- Burrell, Ian (18 March 2014). "Campaign group Hacked Off urge newspaper industry to back the Royal Charter on press freedom – Press – Media". The Independent (London). Retrieved 19 March 2014.
- "Celebrities' open letter to Scotland – full text and list of signatories | Politics". theguardian.com. 2014-08-07. Retrieved 2014-08-26.
- Gerard, Jasper (15 May 2005). "Interview: Jasper Gerard meets Jemima Khan". The Times (London). Retrieved 8 October 2007.
- "BA jet plunges in cockpit struggle". BBC. 29 December 2000. Retrieved 8 October 2007.
- Helliker, Adam (3 June 2001). "Lady Annabel's Gift". The Sunday Telegraph.
- Harris, Paul (11 March 2001). "Passengers in Kenya terror flight threaten to sue BA". The Guardian (London).
- Manley, Debbie (14 November 2004). "VIP: Jemima Khan". The People. p. 12.
- Jones, Liz (31 October 2005). "I do want Jemima to be happy for her sake and for my children's". London Evening Standard. p. 18.
- MacSweeney, Eve (1 February 2007). "Reluctant Romeo". Vogue. pp. 232–37. ISSN 0042-8000.
- Bruce, Rory Knight (18 May 1995). "Jemima, Imran and a Londonderry legacy". London Evening Standard. pp. 16–17.
- "Imran and Jemima Khan Welcomed Princess Diana in Pakistan". Huffington Post. 25 May 2011. Retrieved 31 May 2013.
- "Britain's Young Millionaires". London Evening Standard. 25 February 2002.
- Radcliffe, Rebecca (25 November 2005). "Jemima's Jumble sale". London Evening Standard (London). Retrieved 5 October 2007.[dead link]
- Naughton, Philippe; Costello, Miles (12 November 2005). "Life lessons". The Times (London). p. 24. Retrieved 5 October 2007.
- "Celebrities reveal their London". BBC. 19 April 2005. Retrieved 5 October 2007.
- "Hugh Grant splits with girlfriend Jemima Khan". Reuters. 16 February 2007. Retrieved 24 February 2007.
- Faulkner, Katherine (28 October 2010). "Millionaire husband squanders golden egg". Daily Mail (London). Retrieved 5 May 2011.
- "Russell Brand IS dating Jemima Khan". Telegraph.co.uk. 16 September 2013. Retrieved 20 January 2015.
- "Russell Brand 'ready to propose' to Jemima Khan: 'I really love her' - Metro News". Metro.

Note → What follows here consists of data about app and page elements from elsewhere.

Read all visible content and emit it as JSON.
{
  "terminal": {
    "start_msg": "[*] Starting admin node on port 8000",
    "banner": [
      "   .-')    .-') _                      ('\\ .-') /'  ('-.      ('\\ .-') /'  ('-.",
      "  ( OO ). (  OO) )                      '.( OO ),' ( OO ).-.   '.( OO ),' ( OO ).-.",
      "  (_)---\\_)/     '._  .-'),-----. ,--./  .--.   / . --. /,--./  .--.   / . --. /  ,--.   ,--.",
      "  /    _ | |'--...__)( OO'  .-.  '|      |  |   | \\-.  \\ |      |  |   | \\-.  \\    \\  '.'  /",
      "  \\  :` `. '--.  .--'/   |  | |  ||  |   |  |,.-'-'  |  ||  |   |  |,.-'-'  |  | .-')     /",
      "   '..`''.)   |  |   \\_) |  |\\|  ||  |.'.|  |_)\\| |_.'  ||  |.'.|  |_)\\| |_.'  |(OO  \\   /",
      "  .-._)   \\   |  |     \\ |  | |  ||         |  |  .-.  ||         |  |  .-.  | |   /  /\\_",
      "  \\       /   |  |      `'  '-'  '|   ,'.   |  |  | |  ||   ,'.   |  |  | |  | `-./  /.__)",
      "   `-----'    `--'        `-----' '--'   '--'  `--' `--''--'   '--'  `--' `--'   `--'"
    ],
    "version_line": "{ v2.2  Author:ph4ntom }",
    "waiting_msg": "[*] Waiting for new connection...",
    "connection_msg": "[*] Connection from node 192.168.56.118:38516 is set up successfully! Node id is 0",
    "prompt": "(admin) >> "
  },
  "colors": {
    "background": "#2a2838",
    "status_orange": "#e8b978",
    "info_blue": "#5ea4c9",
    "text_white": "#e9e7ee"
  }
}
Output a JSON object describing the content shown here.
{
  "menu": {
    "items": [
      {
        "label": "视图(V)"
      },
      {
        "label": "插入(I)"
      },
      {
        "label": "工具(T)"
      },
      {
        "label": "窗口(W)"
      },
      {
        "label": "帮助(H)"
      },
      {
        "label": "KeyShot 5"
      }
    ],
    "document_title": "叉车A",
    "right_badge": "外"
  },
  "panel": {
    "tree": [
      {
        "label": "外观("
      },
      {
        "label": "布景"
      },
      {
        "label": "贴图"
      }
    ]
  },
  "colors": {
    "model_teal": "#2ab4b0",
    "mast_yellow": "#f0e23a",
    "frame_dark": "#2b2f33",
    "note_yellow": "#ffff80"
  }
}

Retrieved 20 January 2015.
- "It's over: Russell Brand and Jemima Khan split", The Independent (Eire), 21 September 2014
- Eizabeth Beynon "No Khan do: Jemima and Russell Brand ‘split after a year’", The Sunday Times, 21 September 2014

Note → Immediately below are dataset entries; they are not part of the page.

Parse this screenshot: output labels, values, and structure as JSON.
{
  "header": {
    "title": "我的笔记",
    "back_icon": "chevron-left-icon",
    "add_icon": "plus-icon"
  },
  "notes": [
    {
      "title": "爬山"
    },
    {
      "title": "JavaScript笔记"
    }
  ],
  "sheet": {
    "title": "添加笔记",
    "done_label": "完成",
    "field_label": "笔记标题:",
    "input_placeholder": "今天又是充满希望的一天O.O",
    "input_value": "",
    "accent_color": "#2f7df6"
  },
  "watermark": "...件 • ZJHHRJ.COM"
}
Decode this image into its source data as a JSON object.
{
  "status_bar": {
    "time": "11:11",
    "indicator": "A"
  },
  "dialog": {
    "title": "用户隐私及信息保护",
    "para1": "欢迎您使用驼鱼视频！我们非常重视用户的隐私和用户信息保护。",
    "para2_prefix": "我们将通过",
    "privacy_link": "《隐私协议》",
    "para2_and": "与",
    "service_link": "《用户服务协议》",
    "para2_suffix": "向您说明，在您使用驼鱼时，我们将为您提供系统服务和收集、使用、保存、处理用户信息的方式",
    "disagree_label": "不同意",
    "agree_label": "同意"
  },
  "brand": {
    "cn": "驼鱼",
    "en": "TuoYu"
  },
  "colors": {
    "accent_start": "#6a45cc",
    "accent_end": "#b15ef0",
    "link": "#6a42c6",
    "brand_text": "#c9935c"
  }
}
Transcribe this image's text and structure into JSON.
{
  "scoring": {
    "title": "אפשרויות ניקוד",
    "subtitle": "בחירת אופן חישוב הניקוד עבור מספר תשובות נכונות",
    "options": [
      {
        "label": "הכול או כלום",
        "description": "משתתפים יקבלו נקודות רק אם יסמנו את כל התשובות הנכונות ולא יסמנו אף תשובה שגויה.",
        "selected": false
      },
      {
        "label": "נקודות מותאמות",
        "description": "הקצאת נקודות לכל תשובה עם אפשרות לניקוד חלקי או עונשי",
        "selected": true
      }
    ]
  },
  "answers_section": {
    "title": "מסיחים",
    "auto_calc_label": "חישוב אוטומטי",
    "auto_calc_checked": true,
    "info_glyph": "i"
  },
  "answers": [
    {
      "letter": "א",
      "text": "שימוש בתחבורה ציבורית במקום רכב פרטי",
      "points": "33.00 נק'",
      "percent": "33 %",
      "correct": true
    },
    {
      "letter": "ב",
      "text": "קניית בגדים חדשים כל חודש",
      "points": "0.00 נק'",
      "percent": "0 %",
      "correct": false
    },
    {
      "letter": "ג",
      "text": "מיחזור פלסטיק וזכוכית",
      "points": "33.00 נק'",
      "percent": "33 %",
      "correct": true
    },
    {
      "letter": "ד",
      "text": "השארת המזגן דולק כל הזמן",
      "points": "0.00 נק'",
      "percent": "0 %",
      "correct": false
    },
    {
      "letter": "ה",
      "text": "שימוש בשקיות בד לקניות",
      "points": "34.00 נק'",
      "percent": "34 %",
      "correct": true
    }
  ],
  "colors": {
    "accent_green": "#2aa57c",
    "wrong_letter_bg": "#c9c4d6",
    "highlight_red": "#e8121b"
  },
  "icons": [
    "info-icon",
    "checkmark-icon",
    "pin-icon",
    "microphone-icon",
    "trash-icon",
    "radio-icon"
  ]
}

- "SEBASTIAN SHAKESPEARE: No Khan do - why Jemima is changing her name". Mail Online. Retrieved 20 January 2015.
- Jemima Goldsmith on Twitter
- UNICEF UK Ambassador Jemima Khan, official homepage at UNICEF.org.uk